“This project is unique because it gives Georgia Tech students the opportunity to support the education of young children in Atlanta during a time of isolation and online schooling,” said Pamela Pollet, the group’s academic advisor. She said the ability to show younger students they could eventually pursue science careers is critical — pandemic or no pandemic.


GT Athletics Returns With Jackets Without Borders After 3 Years


Students wearing Jackets Without Borders shirts.

Hurricane rehabilitation continues in Puerto Rico following the devastating storms of 2017 — and Georgia Tech Athletics returned in May 2022 to help advance those efforts.

As part of their award-winning international service program, Jackets Without Borders (JWOB) traveled to Villa del Rio, Puerto Rico for the first trip in three years.

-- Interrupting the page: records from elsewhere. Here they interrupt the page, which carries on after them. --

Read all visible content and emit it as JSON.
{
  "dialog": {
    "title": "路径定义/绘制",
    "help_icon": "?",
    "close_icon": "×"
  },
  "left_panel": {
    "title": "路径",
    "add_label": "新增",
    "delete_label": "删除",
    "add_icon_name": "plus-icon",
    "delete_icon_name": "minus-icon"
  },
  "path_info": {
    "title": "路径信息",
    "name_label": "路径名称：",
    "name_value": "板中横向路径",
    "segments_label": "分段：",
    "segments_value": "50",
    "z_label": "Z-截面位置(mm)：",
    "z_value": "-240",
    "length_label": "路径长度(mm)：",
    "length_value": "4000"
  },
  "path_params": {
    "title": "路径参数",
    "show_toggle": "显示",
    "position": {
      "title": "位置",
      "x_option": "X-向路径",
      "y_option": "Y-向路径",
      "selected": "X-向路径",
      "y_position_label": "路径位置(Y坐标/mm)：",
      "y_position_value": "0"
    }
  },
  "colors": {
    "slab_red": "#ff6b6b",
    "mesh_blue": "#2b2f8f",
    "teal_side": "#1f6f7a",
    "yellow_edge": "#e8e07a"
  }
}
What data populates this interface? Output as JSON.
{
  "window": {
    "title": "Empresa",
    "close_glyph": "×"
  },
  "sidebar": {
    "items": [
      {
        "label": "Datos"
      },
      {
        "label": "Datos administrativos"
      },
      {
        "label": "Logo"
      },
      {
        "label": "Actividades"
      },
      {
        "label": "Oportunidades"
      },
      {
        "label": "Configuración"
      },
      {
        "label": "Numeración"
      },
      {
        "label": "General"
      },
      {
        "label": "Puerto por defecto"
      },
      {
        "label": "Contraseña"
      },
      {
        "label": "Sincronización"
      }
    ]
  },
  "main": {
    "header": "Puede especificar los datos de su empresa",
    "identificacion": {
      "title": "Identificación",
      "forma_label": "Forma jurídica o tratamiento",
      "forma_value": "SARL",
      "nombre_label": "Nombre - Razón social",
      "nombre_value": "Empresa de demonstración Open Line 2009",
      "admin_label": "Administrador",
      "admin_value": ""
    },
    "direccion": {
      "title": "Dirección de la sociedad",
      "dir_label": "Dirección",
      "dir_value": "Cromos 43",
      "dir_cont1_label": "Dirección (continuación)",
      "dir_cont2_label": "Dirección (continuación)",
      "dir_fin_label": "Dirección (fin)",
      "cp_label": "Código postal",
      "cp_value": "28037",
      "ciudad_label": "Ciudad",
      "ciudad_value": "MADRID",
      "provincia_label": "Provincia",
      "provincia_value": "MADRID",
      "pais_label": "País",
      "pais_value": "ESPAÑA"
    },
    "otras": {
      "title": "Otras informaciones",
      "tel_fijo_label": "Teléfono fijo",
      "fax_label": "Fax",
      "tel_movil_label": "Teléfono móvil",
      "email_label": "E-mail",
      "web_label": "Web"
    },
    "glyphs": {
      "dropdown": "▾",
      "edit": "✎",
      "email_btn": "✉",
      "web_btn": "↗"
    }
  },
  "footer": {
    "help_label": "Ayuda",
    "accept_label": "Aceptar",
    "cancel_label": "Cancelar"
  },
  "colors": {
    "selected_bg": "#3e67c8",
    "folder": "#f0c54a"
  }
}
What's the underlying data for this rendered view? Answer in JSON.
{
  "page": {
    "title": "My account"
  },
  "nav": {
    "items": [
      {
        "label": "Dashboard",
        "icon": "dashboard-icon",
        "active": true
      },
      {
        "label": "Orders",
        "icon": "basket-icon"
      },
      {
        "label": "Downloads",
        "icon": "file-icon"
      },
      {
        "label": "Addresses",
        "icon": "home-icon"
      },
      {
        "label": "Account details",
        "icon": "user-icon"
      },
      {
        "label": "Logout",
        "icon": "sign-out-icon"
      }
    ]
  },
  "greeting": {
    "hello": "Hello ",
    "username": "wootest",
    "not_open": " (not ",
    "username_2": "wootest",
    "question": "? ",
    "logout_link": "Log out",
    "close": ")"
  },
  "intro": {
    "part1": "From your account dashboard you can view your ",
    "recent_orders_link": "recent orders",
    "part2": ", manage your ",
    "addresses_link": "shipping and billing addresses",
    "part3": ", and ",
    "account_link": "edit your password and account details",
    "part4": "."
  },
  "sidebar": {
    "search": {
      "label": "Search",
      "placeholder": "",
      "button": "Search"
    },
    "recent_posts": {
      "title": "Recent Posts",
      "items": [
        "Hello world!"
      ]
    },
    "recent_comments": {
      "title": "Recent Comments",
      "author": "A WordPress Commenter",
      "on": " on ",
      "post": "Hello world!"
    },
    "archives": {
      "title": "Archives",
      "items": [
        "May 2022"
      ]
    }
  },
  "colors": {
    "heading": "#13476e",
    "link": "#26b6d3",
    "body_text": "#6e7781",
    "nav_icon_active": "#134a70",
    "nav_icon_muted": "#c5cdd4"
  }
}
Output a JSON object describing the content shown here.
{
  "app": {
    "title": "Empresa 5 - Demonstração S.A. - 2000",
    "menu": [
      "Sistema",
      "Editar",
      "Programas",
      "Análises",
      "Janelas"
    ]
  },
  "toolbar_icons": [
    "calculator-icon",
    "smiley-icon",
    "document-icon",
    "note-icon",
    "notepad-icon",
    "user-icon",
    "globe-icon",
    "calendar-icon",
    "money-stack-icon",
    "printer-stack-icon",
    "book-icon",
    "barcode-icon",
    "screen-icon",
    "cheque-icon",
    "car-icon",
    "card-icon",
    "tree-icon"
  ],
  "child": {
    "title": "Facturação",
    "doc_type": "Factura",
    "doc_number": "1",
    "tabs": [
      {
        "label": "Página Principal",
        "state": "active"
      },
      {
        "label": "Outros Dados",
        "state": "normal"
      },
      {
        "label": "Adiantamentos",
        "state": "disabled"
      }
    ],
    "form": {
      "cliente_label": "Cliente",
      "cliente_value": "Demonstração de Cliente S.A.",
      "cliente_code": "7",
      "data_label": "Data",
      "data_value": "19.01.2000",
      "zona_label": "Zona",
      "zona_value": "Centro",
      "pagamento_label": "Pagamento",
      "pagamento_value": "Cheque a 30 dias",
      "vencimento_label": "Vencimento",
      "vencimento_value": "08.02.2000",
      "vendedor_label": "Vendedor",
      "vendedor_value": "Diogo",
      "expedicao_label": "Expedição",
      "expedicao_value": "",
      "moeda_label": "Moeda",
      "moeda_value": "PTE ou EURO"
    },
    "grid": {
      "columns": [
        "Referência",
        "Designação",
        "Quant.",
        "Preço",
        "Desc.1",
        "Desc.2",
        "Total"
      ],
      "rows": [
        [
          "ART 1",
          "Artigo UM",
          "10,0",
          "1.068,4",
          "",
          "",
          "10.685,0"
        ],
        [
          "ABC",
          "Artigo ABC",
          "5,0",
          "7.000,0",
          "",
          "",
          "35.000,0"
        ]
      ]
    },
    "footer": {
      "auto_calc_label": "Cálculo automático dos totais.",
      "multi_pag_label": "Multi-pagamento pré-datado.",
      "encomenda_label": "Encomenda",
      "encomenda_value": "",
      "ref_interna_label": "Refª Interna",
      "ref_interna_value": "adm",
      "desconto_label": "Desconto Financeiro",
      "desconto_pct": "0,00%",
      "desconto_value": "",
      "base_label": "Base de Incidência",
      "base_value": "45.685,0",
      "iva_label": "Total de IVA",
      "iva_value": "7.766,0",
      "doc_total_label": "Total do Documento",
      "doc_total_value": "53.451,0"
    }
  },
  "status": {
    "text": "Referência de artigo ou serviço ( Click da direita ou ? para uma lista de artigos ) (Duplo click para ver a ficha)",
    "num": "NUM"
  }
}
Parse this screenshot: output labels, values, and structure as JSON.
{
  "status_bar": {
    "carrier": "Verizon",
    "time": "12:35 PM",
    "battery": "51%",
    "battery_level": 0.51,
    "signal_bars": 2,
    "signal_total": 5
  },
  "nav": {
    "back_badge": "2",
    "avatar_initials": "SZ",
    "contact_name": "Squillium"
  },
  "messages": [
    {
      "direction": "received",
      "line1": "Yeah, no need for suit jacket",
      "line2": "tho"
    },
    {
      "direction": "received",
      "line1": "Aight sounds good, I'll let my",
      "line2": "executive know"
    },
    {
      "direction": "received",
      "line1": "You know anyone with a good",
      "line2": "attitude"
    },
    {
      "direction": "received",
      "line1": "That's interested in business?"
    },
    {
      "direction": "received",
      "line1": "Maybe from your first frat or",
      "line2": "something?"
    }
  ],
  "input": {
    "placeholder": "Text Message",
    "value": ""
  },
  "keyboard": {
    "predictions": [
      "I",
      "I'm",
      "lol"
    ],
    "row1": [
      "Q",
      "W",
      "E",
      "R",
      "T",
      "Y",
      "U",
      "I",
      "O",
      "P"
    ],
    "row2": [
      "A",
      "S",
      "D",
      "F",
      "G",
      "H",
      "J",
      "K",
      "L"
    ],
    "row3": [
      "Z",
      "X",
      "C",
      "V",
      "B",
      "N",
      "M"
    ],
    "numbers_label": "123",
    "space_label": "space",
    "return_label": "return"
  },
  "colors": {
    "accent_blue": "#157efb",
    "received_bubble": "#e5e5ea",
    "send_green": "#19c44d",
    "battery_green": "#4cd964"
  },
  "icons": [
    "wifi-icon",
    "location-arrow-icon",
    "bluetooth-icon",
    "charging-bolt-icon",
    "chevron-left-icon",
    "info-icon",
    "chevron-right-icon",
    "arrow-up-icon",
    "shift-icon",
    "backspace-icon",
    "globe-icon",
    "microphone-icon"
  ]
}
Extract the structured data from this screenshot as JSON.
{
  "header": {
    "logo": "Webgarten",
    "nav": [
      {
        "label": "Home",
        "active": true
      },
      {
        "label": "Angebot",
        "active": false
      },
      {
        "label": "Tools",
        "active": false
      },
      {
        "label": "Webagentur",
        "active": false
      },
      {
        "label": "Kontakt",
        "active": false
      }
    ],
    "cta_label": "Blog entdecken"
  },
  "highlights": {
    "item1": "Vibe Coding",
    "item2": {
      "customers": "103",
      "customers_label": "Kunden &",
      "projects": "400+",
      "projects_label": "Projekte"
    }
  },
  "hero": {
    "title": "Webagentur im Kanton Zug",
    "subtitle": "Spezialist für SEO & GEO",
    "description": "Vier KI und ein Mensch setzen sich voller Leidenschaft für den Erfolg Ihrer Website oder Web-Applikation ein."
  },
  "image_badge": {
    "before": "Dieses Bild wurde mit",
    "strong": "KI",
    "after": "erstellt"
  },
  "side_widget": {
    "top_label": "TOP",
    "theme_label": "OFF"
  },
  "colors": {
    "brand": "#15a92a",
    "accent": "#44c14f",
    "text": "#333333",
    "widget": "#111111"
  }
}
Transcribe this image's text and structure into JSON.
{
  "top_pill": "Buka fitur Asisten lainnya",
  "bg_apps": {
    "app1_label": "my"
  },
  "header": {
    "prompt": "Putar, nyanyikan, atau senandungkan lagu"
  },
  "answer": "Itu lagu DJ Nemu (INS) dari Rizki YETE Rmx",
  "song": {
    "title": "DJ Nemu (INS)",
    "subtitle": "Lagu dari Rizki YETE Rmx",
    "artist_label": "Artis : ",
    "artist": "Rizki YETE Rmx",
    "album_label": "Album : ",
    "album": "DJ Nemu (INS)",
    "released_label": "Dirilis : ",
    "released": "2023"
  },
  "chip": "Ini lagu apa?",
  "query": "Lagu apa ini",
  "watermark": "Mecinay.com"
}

The Puerto Rico trip was the fourth overall for JWOB since its 2017 founding and the first since 2019, as the program was suspended because of Covid-19. It was JWOB’s third trip to Villa del Rio to help with rebuilding after the destruction from Hurricanes Irma and Maria. The trip was funded entirely by participating student-athletes, teams, and generous donors.

Prior to the trips to Villa del Rio, an initial JWOB project took place in Cartago, Costa Rica, in 2017, where Tech’s student-athletes and staff assisted in building a multiuse sports court for a K-12 school.

In 2019, JWOB received the ACC's prestigious Game Changers Award for being the top service initiative of the year.


Tech Square and Tech Talent Continue to Drive Economic Opportunity

From left: President Ángel Cabrera joined Georgia Governor Brian Kemp; first lady Marty Kemp; and GT alumnus Scott Herren, Cisco's executive vice president and chief financial officer, to celebrate the announcement of the company's new technology and research hub in Tech Square's Coda building.
From left: President Ángel Cabrera joined Georgia Governor Brian Kemp; first lady Marty Kemp; and GT alumnus Scott Herren, Cisco's executive vice president and chief financial officer, to celebrate the announcement of the company's new technology and research hub in Tech Square's Coda building.

Growth at Georgia Tech and awareness across the country of the Institute’s success in developing world-class talent has continued to fuel growth in the technology sector in Atlanta and the region. Tech Square continues to be at the heart of that development, with Cisco and semiconductor giant Micron Technology both announcing major projects in Midtown.

Cisco announced the opening of a talent and collaboration center at Coda that will add 700 technology-focused jobs to the area. And Micron set up its new memory design center also in Tech Square, which will add 500 new tech jobs.

“Atlanta is an emerging hub for high-tech innovation, and our Atlanta Design Center will serve as one of Micron’s key memory design and engineering locations,” said Micron Executive Vice President of Technology and Products Scott DeBoer.

These announcements also come on the heels of technology giants Google and Microsoft announcing big expansions in Atlanta.

All of these companies have said the reasons for expanding their presence in Atlanta are tied to the availability of the diverse, well-prepared graduates Georgia Tech is known to produce. 

Exterior of CODA building.